YOUR TASK: Count how many lines below include the string "time", and give that number without anything else.
───
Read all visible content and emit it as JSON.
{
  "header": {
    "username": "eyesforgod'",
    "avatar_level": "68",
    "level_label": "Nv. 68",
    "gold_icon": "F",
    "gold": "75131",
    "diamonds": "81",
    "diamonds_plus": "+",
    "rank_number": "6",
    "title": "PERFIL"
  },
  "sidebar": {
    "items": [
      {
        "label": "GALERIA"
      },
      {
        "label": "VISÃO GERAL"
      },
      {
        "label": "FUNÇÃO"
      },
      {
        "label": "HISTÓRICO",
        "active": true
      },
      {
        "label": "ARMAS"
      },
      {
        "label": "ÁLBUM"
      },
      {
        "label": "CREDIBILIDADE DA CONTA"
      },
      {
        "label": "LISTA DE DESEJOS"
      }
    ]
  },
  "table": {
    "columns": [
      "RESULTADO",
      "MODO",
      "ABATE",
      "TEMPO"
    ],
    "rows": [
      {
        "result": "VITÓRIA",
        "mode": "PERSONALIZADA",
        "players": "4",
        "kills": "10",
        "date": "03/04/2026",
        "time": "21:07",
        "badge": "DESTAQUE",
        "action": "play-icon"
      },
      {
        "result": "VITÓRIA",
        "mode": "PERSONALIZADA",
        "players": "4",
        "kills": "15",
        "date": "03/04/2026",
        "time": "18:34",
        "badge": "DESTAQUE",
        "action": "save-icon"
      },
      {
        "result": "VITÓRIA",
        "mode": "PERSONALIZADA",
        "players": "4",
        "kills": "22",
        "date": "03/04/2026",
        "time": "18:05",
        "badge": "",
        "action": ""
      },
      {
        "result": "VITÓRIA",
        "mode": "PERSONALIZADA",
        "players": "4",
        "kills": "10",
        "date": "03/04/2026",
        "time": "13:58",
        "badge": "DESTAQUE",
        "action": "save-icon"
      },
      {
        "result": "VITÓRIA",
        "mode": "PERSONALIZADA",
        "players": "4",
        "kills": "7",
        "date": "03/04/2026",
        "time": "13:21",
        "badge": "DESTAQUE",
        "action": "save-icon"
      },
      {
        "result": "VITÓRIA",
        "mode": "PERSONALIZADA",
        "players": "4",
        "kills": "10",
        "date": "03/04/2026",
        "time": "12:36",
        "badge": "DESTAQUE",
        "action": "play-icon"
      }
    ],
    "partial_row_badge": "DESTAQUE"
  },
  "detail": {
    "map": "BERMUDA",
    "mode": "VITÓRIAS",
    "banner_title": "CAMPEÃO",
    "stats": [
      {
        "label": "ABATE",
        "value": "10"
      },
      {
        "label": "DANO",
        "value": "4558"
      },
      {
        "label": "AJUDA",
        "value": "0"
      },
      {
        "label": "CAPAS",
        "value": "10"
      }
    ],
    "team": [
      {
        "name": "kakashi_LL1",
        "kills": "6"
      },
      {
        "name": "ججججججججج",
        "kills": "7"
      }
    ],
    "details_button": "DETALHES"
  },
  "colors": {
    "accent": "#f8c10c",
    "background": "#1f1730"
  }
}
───
RESULT OF THIS EXERCISE: 6